“There’s really nothing native in an urban environment because it’s been built,” she said. “People bring in trees. They want shade and they want it fast. They plant a fast-growing tree, which tends to have weaker wood and then we end up with a higher maintenance tree.
“In the plan, we’ll look at species diversity and longevity,” McNeill said. “We’ll look at species with the least problems.”
A good deal of the effort will be centered on education.
“There’s a lot of people out there who have all kinds of misconceptions about tree care,” she said. “There are very few hard and fast answers to many of the questions. Everyone has their own needs and requirements. What you want out of your tree might not be what your neighbor wants out of theirs. That doesn’t mean that either one of them is wrong.”

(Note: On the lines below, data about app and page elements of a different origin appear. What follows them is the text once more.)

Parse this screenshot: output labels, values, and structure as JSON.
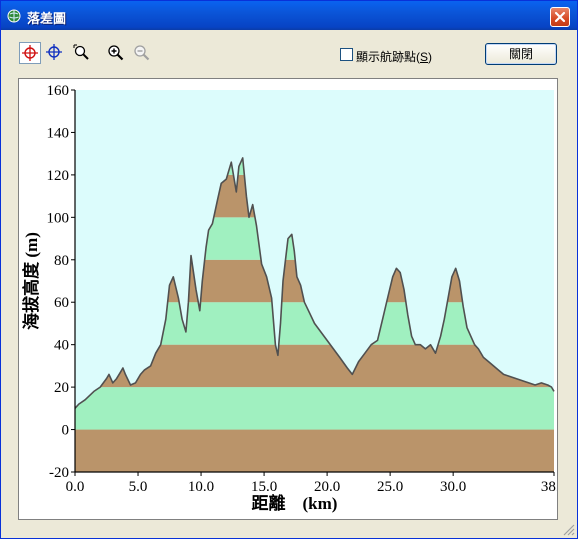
{
  "window": {
    "title": "落差圖",
    "close_icon": "close-icon",
    "app_icon": "globe-icon"
  },
  "toolbar": {
    "tools": [
      {
        "name": "crosshair-red-icon",
        "active": true
      },
      {
        "name": "crosshair-blue-icon",
        "active": false
      },
      {
        "name": "zoom-select-icon",
        "active": false
      },
      {
        "name": "zoom-in-icon",
        "active": false
      },
      {
        "name": "zoom-out-icon",
        "active": false,
        "disabled": true
      }
    ],
    "show_points_label": "顯示航跡點(",
    "show_points_key": "S",
    "show_points_suffix": ")",
    "show_points_checked": false,
    "close_button_label": "關閉"
  },
  "colors": {
    "plot_bg": "#dcfcfc",
    "band_brown": "#ba946a",
    "band_green": "#a0f0c0",
    "profile_line": "#505050"
  },
  "chart_data": {
    "type": "area",
    "title": "",
    "xlabel": "距離　(km)",
    "ylabel": "海拔高度 (m)",
    "xlim": [
      0.0,
      38.0
    ],
    "ylim": [
      -20,
      160
    ],
    "xticks": [
      "0.0",
      "5.0",
      "10.0",
      "15.0",
      "20.0",
      "25.0",
      "30.0",
      "38.0"
    ],
    "yticks": [
      "160",
      "140",
      "120",
      "100",
      "80",
      "60",
      "40",
      "20",
      "0",
      "-20"
    ],
    "grid": false,
    "band_height": 20,
    "series": [
      {
        "x": [
          0.0,
          0.3,
          0.8,
          1.5,
          2.0,
          2.5,
          2.7,
          3.0,
          3.3,
          3.6,
          3.8,
          4.0,
          4.4,
          4.8,
          5.2,
          5.5,
          6.0,
          6.4,
          6.8,
          7.2,
          7.5,
          7.8,
          8.2,
          8.5,
          8.8,
          9.0,
          9.2,
          9.6,
          9.9,
          10.1,
          10.4,
          10.6,
          10.9,
          11.3,
          11.6,
          12.0,
          12.4,
          12.8,
          13.0,
          13.3,
          13.6,
          13.8,
          14.1,
          14.4,
          14.8,
          15.2,
          15.6,
          15.9,
          16.1,
          16.3,
          16.5,
          16.9,
          17.2,
          17.4,
          17.6,
          17.9,
          18.2,
          18.6,
          19.0,
          19.5,
          20.0,
          20.5,
          21.0,
          21.6,
          22.0,
          22.5,
          23.0,
          23.5,
          24.0,
          24.4,
          24.8,
          25.2,
          25.5,
          25.8,
          26.1,
          26.4,
          26.7,
          27.0,
          27.4,
          27.8,
          28.2,
          28.6,
          29.0,
          29.3,
          29.6,
          29.9,
          30.2,
          30.5,
          30.8,
          31.1,
          31.4,
          31.7,
          32.0,
          32.4,
          32.8,
          33.2,
          33.6,
          34.0,
          34.5,
          35.0,
          35.5,
          36.0,
          36.5,
          37.0,
          37.5,
          37.8,
          38.0
        ],
        "y": [
          10,
          12,
          14,
          18,
          20,
          24,
          26,
          22,
          24,
          27,
          29,
          26,
          21,
          22,
          26,
          28,
          30,
          36,
          40,
          52,
          68,
          72,
          62,
          52,
          46,
          60,
          82,
          66,
          56,
          70,
          86,
          94,
          97,
          108,
          116,
          118,
          126,
          112,
          124,
          128,
          110,
          100,
          106,
          96,
          78,
          72,
          62,
          40,
          35,
          50,
          70,
          90,
          92,
          84,
          72,
          68,
          60,
          55,
          50,
          46,
          42,
          38,
          34,
          29,
          26,
          32,
          36,
          40,
          42,
          52,
          62,
          72,
          76,
          74,
          66,
          54,
          44,
          40,
          40,
          38,
          40,
          36,
          44,
          52,
          62,
          72,
          76,
          70,
          58,
          48,
          44,
          40,
          38,
          34,
          32,
          30,
          28,
          26,
          25,
          24,
          23,
          22,
          21,
          22,
          21,
          20,
          18
        ]
      }
    ]
  }
}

McNeill envisions the urban forestry plan will include suggestions for budgets as well as monitoring and maintenance schedules. It will offer suggestions for replacement species and bring the inventory up to date.
“It’s a plan that will help the city with the management of its trees,” she said. “I also see it as being beneficial to the general public. We need to get the word out to the public that these tools and resources exist. They need to know there is a knowledge base upon which to draw upon. Part of the plan will be to get that outreach started.”
McNeill has until June 30 to finalize the management plan and submit it to the city.